Dataset entries:
○ ○ ○ ○ ○

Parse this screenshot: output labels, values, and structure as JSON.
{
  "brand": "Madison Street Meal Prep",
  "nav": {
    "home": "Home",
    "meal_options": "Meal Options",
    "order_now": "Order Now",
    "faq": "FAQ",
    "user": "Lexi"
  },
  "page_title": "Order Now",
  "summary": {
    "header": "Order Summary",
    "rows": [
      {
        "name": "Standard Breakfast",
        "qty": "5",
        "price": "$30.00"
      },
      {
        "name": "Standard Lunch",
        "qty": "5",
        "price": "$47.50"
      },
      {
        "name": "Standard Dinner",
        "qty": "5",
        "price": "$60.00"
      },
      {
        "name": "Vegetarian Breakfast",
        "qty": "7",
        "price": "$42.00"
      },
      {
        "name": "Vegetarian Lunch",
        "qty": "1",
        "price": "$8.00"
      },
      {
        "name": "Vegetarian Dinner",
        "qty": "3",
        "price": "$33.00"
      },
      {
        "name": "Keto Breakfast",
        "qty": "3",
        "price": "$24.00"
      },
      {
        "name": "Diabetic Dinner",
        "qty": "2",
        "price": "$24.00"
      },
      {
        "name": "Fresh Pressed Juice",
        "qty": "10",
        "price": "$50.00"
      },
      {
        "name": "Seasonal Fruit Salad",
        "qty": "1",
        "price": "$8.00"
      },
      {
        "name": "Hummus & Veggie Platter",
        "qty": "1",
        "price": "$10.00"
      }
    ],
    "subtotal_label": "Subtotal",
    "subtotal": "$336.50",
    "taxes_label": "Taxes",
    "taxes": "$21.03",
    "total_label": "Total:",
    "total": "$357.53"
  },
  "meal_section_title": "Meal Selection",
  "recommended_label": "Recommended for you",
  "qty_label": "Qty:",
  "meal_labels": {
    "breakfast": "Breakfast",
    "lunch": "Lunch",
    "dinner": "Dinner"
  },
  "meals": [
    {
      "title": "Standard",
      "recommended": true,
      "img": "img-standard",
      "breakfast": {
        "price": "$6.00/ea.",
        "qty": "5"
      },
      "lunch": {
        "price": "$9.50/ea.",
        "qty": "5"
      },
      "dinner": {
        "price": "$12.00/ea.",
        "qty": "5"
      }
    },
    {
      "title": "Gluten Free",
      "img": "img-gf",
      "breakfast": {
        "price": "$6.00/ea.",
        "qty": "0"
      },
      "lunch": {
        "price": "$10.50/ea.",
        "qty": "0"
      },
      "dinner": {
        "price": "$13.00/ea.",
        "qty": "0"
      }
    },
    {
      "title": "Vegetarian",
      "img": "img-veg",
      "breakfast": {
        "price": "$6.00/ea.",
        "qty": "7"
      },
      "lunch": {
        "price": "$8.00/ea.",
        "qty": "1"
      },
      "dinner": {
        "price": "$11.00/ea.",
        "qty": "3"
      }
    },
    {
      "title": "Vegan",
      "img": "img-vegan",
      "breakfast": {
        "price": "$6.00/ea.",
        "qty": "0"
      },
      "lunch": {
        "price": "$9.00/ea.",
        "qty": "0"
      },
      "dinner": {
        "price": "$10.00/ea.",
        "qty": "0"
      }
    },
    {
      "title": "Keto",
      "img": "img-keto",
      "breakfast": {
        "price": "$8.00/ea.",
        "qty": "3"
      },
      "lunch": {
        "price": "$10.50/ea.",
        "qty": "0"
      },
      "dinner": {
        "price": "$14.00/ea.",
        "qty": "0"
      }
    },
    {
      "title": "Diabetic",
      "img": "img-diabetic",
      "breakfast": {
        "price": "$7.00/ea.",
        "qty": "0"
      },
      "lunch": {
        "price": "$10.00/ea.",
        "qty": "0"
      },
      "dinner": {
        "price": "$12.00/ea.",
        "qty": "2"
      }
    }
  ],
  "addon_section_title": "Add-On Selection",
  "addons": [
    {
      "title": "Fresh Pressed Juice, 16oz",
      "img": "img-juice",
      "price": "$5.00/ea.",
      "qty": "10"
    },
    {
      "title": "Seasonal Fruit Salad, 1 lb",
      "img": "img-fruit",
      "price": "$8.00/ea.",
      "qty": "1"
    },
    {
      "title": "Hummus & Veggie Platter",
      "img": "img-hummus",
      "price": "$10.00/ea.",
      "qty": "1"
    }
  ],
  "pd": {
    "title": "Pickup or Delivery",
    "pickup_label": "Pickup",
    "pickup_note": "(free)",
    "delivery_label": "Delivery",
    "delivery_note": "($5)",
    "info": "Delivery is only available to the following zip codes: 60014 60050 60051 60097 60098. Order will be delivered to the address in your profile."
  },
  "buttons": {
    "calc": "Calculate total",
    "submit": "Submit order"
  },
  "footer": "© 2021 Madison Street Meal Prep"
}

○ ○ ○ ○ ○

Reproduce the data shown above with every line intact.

Exercise answer:
Parse this screenshot: output labels, values, and structure as JSON.
{
  "brand": "Madison Street Meal Prep",
  "nav": {
    "home": "Home",
    "meal_options": "Meal Options",
    "order_now": "Order Now",
    "faq": "FAQ",
    "user": "Lexi"
  },
  "page_title": "Order Now",
  "summary": {
    "header": "Order Summary",
    "rows": [
      {
        "name": "Standard Breakfast",
        "qty": "5",
        "price": "$30.00"
      },
      {
        "name": "Standard Lunch",
        "qty": "5",
        "price": "$47.50"
      },
      {
        "name": "Standard Dinner",
        "qty": "5",
        "price": "$60.00"
      },
      {
        "name": "Vegetarian Breakfast",
        "qty": "7",
        "price": "$42.00"
      },
      {
        "name": "Vegetarian Lunch",
        "qty": "1",
        "price": "$8.00"
      },
      {
        "name": "Vegetarian Dinner",
        "qty": "3",
        "price": "$33.00"
      },
      {
        "name": "Keto Breakfast",
        "qty": "3",
        "price": "$24.00"
      },
      {
        "name": "Diabetic Dinner",
        "qty": "2",
        "price": "$24.00"
      },
      {
        "name": "Fresh Pressed Juice",
        "qty": "10",
        "price": "$50.00"
      },
      {
        "name": "Seasonal Fruit Salad",
        "qty": "1",
        "price": "$8.00"
      },
      {
        "name": "Hummus & Veggie Platter",
        "qty": "1",
        "price": "$10.00"
      }
    ],
    "subtotal_label": "Subtotal",
    "subtotal": "$336.50",
    "taxes_label": "Taxes",
    "taxes": "$21.03",
    "total_label": "Total:",
    "total": "$357.53"
  },
  "meal_section_title": "Meal Selection",
  "recommended_label": "Recommended for you",
  "qty_label": "Qty:",
  "meal_labels": {
    "breakfast": "Breakfast",
    "lunch": "Lunch",
    "dinner": "Dinner"
  },
  "meals": [
    {
      "title": "Standard",
      "recommended": true,
      "img": "img-standard",
      "breakfast": {
        "price": "$6.00/ea.",
        "qty": "5"
      },
      "lunch": {
        "price": "$9.50/ea.",
        "qty": "5"
      },
      "dinner": {
        "price": "$12.00/ea.",
        "qty": "5"
      }
    },
    {
      "title": "Gluten Free",
      "img": "img-gf",
      "breakfast": {
        "price": "$6.00/ea.",
        "qty": "0"
      },
      "lunch": {
        "price": "$10.50/ea.",
        "qty": "0"
      },
      "dinner": {
        "price": "$13.00/ea.",
        "qty": "0"
      }
    },
    {
      "title": "Vegetarian",
      "img": "img-veg",
      "breakfast": {
        "price": "$6.00/ea.",
        "qty": "7"
      },
      "lunch": {
        "price": "$8.00/ea.",
        "qty": "1"
      },
      "dinner": {
        "price": "$11.00/ea.",
        "qty": "3"
      }
    },
    {
      "title": "Vegan",
      "img": "img-vegan",
      "breakfast": {
        "price": "$6.00/ea.",
        "qty": "0"
      },
      "lunch": {
        "price": "$9.00/ea.",
        "qty": "0"
      },
      "dinner": {
        "price": "$10.00/ea.",
        "qty": "0"
      }
    },
    {
      "title": "Keto",
      "img": "img-keto",
      "breakfast": {
        "price": "$8.00/ea.",
        "qty": "3"
      },
      "lunch": {
        "price": "$10.50/ea.",
        "qty": "0"
      },
      "dinner": {
        "price": "$14.00/ea.",
        "qty": "0"
      }
    },
    {
      "title": "Diabetic",
      "img": "img-diabetic",
      "breakfast": {
        "price": "$7.00/ea.",
        "qty": "0"
      },
      "lunch": {
        "price": "$10.00/ea.",
        "qty": "0"
      },
      "dinner": {
        "price": "$12.00/ea.",
        "qty": "2"
      }
    }
  ],
  "addon_section_title": "Add-On Selection",
  "addons": [
    {
      "title": "Fresh Pressed Juice, 16oz",
      "img": "img-juice",
      "price": "$5.00/ea.",
      "qty": "10"
    },
    {
      "title": "Seasonal Fruit Salad, 1 lb",
      "img": "img-fruit",
      "price": "$8.00/ea.",
      "qty": "1"
    },
    {
      "title": "Hummus & Veggie Platter",
      "img": "img-hummus",
      "price": "$10.00/ea.",
      "qty": "1"
    }
  ],
  "pd": {
    "title": "Pickup or Delivery",
    "pickup_label": "Pickup",
    "pickup_note": "(free)",
    "delivery_label": "Delivery",
    "delivery_note": "($5)",
    "info": "Delivery is only available to the following zip codes: 60014 60050 60051 60097 60098. Order will be delivered to the address in your profile."
  },
  "buttons": {
    "calc": "Calculate total",
    "submit": "Submit order"
  },
  "footer": "© 2021 Madison Street Meal Prep"
}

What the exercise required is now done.